[Recorded data]

#####

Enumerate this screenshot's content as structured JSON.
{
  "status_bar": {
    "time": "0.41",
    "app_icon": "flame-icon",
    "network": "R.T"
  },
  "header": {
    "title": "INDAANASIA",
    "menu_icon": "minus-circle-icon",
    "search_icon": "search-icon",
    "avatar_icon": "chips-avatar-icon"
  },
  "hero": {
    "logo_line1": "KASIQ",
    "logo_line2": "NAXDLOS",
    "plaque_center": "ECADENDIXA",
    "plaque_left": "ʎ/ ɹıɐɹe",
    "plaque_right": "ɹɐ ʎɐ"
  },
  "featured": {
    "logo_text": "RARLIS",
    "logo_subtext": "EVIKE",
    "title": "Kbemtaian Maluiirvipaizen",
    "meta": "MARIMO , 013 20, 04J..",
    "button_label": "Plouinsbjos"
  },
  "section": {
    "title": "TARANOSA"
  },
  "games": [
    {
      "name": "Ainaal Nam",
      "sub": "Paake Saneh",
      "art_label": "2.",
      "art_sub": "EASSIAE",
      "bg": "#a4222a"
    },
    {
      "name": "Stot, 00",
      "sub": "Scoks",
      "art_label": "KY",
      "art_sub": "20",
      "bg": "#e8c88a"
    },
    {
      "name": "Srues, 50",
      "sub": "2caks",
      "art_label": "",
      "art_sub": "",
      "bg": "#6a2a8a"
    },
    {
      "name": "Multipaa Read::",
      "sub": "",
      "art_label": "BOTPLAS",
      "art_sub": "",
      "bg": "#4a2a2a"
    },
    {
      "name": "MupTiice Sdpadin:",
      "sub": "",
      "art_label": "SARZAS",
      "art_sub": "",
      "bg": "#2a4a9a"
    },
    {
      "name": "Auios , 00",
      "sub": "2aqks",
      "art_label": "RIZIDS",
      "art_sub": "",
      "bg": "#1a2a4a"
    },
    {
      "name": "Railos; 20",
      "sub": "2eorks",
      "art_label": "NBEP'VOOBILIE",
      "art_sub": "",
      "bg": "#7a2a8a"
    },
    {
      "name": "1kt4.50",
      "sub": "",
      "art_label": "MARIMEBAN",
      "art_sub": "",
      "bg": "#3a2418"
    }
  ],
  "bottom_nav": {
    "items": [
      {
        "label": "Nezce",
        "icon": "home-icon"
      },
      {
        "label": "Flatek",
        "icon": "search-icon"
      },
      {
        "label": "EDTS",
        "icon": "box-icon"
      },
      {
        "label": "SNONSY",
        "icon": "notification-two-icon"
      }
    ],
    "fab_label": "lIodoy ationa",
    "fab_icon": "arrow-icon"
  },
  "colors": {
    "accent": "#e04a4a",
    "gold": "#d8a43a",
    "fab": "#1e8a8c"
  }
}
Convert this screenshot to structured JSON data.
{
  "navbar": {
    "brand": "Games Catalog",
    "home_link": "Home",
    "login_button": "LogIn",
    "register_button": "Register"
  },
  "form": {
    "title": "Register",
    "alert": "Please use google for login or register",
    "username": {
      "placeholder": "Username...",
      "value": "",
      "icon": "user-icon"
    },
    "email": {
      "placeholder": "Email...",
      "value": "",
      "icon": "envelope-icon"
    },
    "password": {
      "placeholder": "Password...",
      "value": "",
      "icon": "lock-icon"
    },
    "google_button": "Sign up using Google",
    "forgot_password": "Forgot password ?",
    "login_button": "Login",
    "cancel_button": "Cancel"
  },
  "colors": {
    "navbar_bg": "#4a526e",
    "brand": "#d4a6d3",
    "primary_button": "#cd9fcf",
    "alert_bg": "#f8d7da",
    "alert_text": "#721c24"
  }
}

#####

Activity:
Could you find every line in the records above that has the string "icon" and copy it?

Your response:
    "app_icon": "flame-icon",
    "menu_icon": "minus-circle-icon",
    "search_icon": "search-icon",
    "avatar_icon": "chips-avatar-icon"
        "icon": "home-icon"
        "icon": "search-icon"
        "icon": "box-icon"
        "icon": "notification-two-icon"
    "fab_icon": "arrow-icon"
      "icon": "user-icon"
      "icon": "envelope-icon"
      "icon": "lock-icon"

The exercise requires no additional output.